- [Activity]
For each line of the data that includes the word "suerte", copy the line.

Component data from apps and pages:
◆ ◆ ◆ ◆ ◆

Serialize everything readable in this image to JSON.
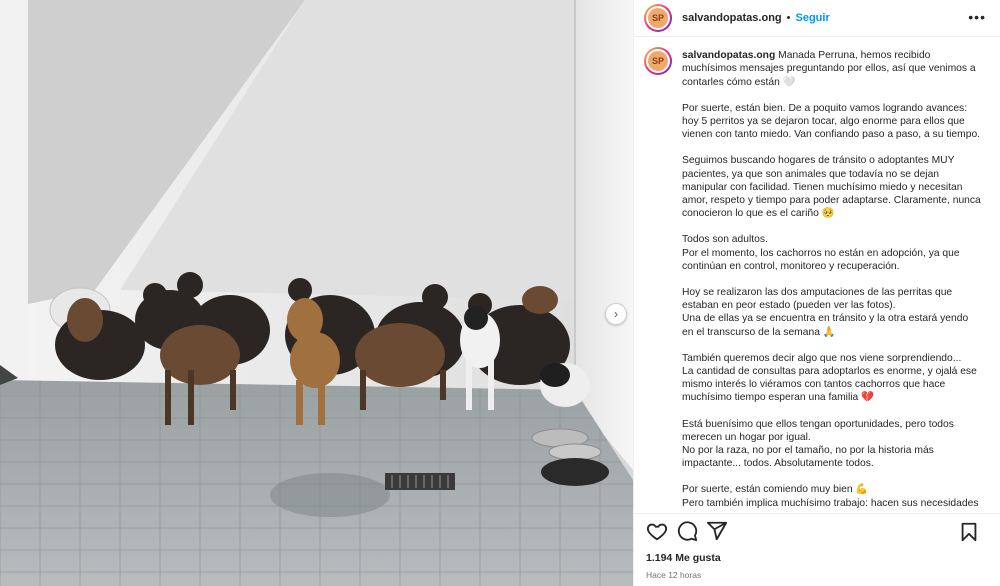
{
  "account": {
    "username": "salvandopatas.ong",
    "separator": "•",
    "follow_label": "Seguir",
    "more_icon": "more-horizontal-icon",
    "avatar_text": "SP"
  },
  "caption": {
    "username": "salvandopatas.ong",
    "paragraphs": [
      "Manada Perruna, hemos recibido muchísimos mensajes preguntando por ellos, así que venimos a contarles cómo están 🤍",
      "Por suerte, están bien. De a poquito vamos logrando avances: hoy 5 perritos ya se dejaron tocar, algo enorme para ellos que vienen con tanto miedo. Van confiando paso a paso, a su tiempo.",
      "Seguimos buscando hogares de tránsito o adoptantes MUY pacientes, ya que son animales que todavía no se dejan manipular con facilidad. Tienen muchísimo miedo y necesitan amor, respeto y tiempo para poder adaptarse. Claramente, nunca conocieron lo que es el cariño 🥺",
      "Todos son adultos.\nPor el momento, los cachorros no están en adopción, ya que continúan en control, monitoreo y recuperación.",
      "Hoy se realizaron las dos amputaciones de las perritas que estaban en peor estado (pueden ver las fotos).\nUna de ellas ya se encuentra en tránsito y la otra estará yendo en el transcurso de la semana 🙏",
      "También queremos decir algo que nos viene sorprendiendo...\nLa cantidad de consultas para adoptarlos es enorme, y ojalá ese mismo interés lo viéramos con tantos cachorros que hace muchísimo tiempo esperan una familia 💔",
      "Está buenísimo que ellos tengan oportunidades, pero todos merecen un hogar por igual.\nNo por la raza, no por el tamaño, no por la historia más impactante... todos. Absolutamente todos.",
      "Por suerte, están comiendo muy bien 💪\nPero también implica muchísimo trabajo: hacen sus necesidades"
    ]
  },
  "actions": {
    "like_icon": "heart-icon",
    "comment_icon": "comment-icon",
    "share_icon": "share-icon",
    "save_icon": "bookmark-icon"
  },
  "stats": {
    "likes": "1.194 Me gusta",
    "time_ago": "Hace 12 horas"
  },
  "media": {
    "next_icon": "chevron-right-icon",
    "next_glyph": "›"
  }
}
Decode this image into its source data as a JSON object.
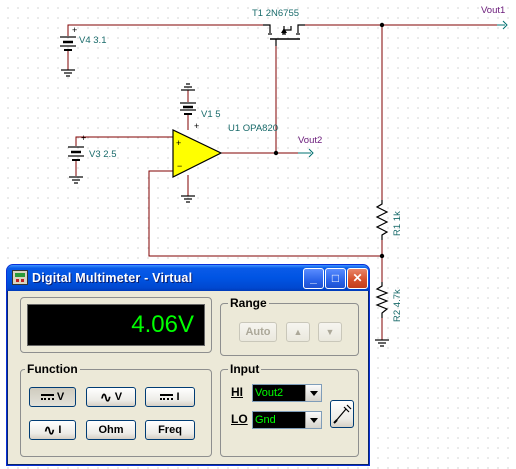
{
  "schematic": {
    "v4": {
      "name": "V4",
      "value": "3.1"
    },
    "t1": {
      "name": "T1",
      "value": "2N6755"
    },
    "vout1": "Vout1",
    "v1": {
      "name": "V1",
      "value": "5"
    },
    "u1": {
      "name": "U1",
      "value": "OPA820"
    },
    "vout2": "Vout2",
    "v3": {
      "name": "V3",
      "value": "2.5"
    },
    "r1": {
      "name": "R1",
      "value": "1k"
    },
    "r2": {
      "name": "R2",
      "value": "4.7k"
    }
  },
  "multimeter": {
    "title": "Digital Multimeter - Virtual",
    "reading": "4.06V",
    "function": {
      "label": "Function",
      "buttons": [
        "V",
        "V",
        "I",
        "I",
        "Ohm",
        "Freq"
      ]
    },
    "range": {
      "label": "Range",
      "auto_label": "Auto",
      "up_glyph": "▲",
      "down_glyph": "▼"
    },
    "input": {
      "label": "Input",
      "hi_label": "HI",
      "lo_label": "LO",
      "hi_value": "Vout2",
      "lo_value": "Gnd"
    },
    "window_buttons": {
      "minimize": "_",
      "maximize": "□",
      "close": "✕"
    }
  },
  "colors": {
    "wire": "#800000",
    "opamp_fill": "#ffff00",
    "label": "#1a6b6b",
    "probe_label": "#6a1a7a",
    "display_text": "#00ff00"
  },
  "icons": [
    "multimeter-app-icon",
    "minimize-icon",
    "maximize-icon",
    "close-icon",
    "probe-icon",
    "dropdown-arrow-icon"
  ]
}
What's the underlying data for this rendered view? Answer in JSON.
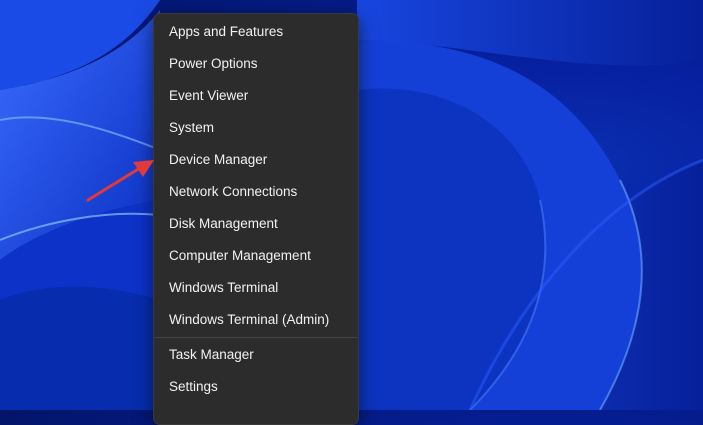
{
  "menu": {
    "items": [
      "Apps and Features",
      "Power Options",
      "Event Viewer",
      "System",
      "Device Manager",
      "Network Connections",
      "Disk Management",
      "Computer Management",
      "Windows Terminal",
      "Windows Terminal (Admin)"
    ],
    "items2": [
      "Task Manager",
      "Settings"
    ]
  },
  "annotation": {
    "arrow_color": "#e03a3a",
    "target": "Device Manager"
  }
}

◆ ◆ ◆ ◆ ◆

- [Result]
      "Por suerte, están bien. De a poquito vamos logrando avances: hoy 5 perritos ya se dejaron tocar, algo enorme para ellos que vienen con tanto miedo. Van confiando paso a paso, a su tiempo.",
      "Por suerte, están comiendo muy bien 💪\nPero también implica muchísimo trabajo: hacen sus necesidades"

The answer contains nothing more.